**ACTIVITY**:
Keep every line in which "Photoshop" occurs and drop the rest of the data.

**RECORDS SHOWN**:
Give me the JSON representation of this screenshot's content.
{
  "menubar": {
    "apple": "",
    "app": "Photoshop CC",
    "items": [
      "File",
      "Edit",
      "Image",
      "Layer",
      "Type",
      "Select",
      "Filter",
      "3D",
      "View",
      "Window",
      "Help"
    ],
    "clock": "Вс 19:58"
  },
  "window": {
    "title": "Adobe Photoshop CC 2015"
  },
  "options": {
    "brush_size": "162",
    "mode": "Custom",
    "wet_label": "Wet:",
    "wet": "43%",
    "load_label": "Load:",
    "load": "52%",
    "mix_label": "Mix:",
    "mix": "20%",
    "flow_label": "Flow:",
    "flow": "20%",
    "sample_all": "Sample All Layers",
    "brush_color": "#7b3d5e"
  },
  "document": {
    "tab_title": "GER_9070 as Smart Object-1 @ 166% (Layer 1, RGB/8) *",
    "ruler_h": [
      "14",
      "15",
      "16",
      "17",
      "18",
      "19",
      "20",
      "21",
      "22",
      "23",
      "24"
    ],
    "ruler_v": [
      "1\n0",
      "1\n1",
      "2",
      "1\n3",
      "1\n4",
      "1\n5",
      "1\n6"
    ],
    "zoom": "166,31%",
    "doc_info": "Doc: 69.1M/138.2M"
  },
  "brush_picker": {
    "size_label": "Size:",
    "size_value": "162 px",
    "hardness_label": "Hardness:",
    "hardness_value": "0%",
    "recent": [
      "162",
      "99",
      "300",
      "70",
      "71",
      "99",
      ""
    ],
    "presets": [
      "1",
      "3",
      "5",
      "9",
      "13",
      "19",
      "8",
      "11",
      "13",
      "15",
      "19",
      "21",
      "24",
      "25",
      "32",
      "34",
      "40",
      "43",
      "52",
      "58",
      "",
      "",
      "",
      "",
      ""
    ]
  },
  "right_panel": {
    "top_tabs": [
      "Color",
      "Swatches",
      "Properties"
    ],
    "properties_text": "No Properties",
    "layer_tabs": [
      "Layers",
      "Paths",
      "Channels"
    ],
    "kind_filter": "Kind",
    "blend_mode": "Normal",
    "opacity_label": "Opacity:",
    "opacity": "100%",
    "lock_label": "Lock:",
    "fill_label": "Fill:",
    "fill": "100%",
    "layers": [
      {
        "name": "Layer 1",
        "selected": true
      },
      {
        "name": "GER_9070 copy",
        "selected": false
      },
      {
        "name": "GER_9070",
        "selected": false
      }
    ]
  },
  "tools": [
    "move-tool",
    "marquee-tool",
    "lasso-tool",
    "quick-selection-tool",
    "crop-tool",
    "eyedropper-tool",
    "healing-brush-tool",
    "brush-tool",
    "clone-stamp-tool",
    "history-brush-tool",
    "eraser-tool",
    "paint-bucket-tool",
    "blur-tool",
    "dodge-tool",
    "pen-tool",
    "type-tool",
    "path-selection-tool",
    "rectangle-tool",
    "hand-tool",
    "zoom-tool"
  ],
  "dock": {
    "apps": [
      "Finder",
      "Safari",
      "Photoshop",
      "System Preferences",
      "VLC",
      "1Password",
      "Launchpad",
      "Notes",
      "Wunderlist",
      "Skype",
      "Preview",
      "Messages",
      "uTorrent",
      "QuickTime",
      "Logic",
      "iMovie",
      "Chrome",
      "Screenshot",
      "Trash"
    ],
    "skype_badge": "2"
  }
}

**WRITTEN RESPONSE**:
    "app": "Photoshop CC",
    "title": "Adobe Photoshop CC 2015"
      "Photoshop",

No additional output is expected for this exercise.